Ohio EPA has received numerous questions concerning the use of evaporators for on-site treatment of hazardous waste. The crux of most of these questions is – can I evaporate the Water from my hazardous waste? Under certain circumstances, generators can evaporate the water from their hazardous waste, even without a hazardous waste permit.
Evaporators are used to expedite the reduction of water in hazardous waste. This reduces the weight and volume of the waste and only the remaining residue is left for disposal as hazardous waste. Recently, Ohio EPA considered evaporators that were not part of an exempt unit, such as a reclamation unit, wastewater treatment unit or elementary neutralization unit, to be thermal treatment units. Ohio EPA has established hazardous waste rules for thermal treatment units.
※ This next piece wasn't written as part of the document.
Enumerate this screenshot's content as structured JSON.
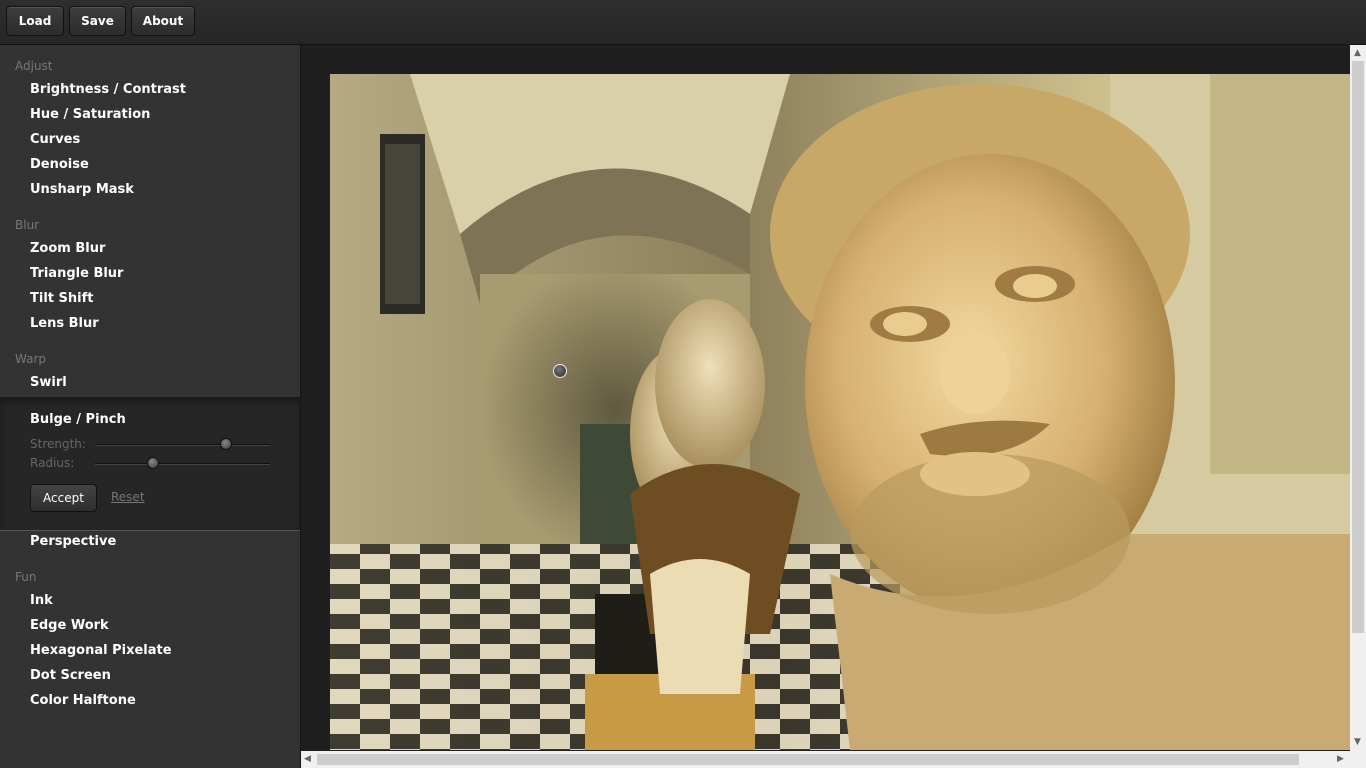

This activity requires a hazardous waste installation and operation permit, and cannot be conducted under the generator treatment provision of OAC rule 3745-52-34 which allows generators to treat hazardous waste they generate on-site without a hazardous waste permit, provided they comply with the requirements of OAC rule 3745-52-34. For more information on generator treatment, refer to our (EPA) fact sheet on the Regulatory Status of Generator Treatment.
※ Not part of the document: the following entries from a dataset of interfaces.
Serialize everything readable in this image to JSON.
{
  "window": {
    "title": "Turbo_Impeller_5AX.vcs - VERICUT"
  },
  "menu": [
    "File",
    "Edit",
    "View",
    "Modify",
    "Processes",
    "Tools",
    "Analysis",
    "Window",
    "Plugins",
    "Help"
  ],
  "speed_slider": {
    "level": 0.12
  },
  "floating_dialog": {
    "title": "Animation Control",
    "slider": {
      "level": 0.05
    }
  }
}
After further review, Ohio EPA determined that the intent of the rules regulating thermal treatment are directed at thermal destruction or incineration, not the simple addition of heat to promote evaporation of water. Generators can use evaporators to reduce the volume of their hazardous waste under the generator treatment requirements. However, if there is a release of hazardous waste or hazardous waste constituent to the air or the environment, this would be considered disposal. A generator is not allowed to dispose of its hazardous waste in this manner. It must be disposed of at a permitted hazardous waste facility. This limits the use of evaporators to aqueous waste that does not contain volatile hazardous constituents (VHCs) unless the VHCs are first removed by filtration or captured in some manner. Evaporators can be used to concentrate certain inorganic wastes, such as acidic solutions with heavy metals. However, some metals, such as lead and mercury, can be released to the air at certain temperatures. Wastes containing organic constituents, such as methylene chloride, are not appropriate for use in an evaporation system unless all vapors are captured and properly managed and there are no releases of hazardous constituents to the air or environment.
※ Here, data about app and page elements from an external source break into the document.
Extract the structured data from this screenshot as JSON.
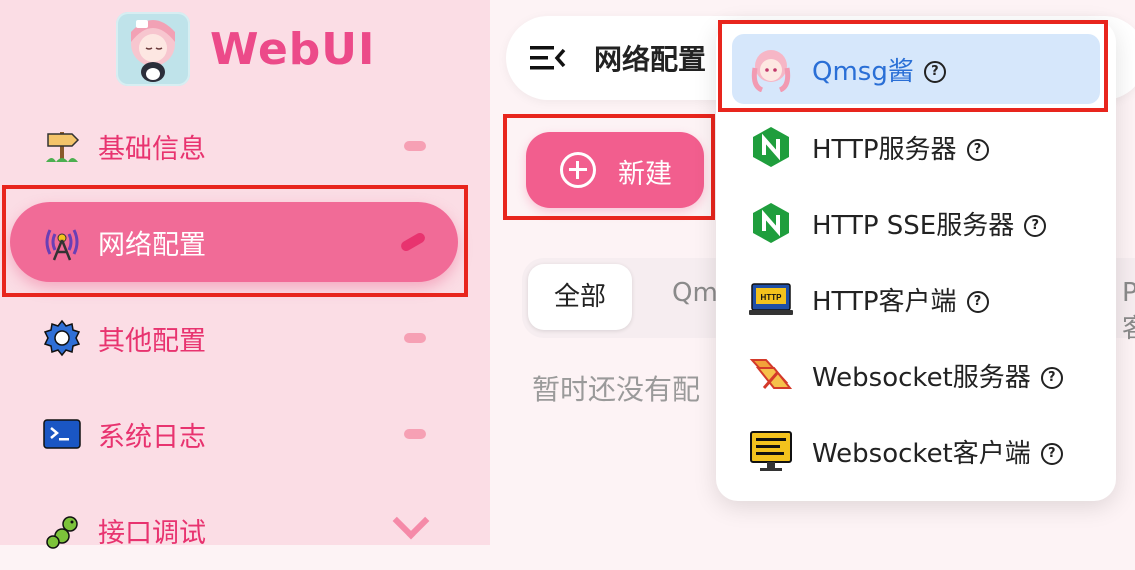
{
  "brand": {
    "title": "WebUI"
  },
  "sidebar": {
    "items": [
      {
        "label": "基础信息",
        "icon": "signpost-icon"
      },
      {
        "label": "网络配置",
        "icon": "antenna-icon",
        "active": true
      },
      {
        "label": "其他配置",
        "icon": "gear-icon"
      },
      {
        "label": "系统日志",
        "icon": "terminal-icon"
      },
      {
        "label": "接口调试",
        "icon": "bug-icon",
        "expandable": true
      }
    ]
  },
  "header": {
    "title": "网络配置",
    "menu_icon": "collapse-menu-icon"
  },
  "main": {
    "new_button_label": "新建",
    "tabs": [
      {
        "label": "全部"
      },
      {
        "label": "Qm"
      },
      {
        "label": "P客"
      }
    ],
    "empty_text": "暂时还没有配"
  },
  "dropdown": {
    "items": [
      {
        "label": "Qmsg酱",
        "help": "?",
        "icon": "qmsg-avatar-icon",
        "selected": true
      },
      {
        "label": "HTTP服务器",
        "help": "?",
        "icon": "nginx-icon"
      },
      {
        "label": "HTTP SSE服务器",
        "help": "?",
        "icon": "nginx-icon"
      },
      {
        "label": "HTTP客户端",
        "help": "?",
        "icon": "http-laptop-icon"
      },
      {
        "label": "Websocket服务器",
        "help": "?",
        "icon": "websocket-icon"
      },
      {
        "label": "Websocket客户端",
        "help": "?",
        "icon": "monitor-icon"
      }
    ]
  },
  "colors": {
    "accent": "#f25e8e",
    "sidebar_bg": "#fbdde5",
    "highlight_box": "#e8251d",
    "selected_bg": "#d6e7fb"
  }
}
Generators may use evaporators to reduce the water content of their hazardous waste if they comply with the generator treatment requirements. The overriding determinant is that hazardous waste or hazardous waste constituents are not released to the environment. For additional information on this subject, please contact the Division of Hazardous Waste Management’s Regulatory Services Unit at: email@example.com or (614) 644-2917.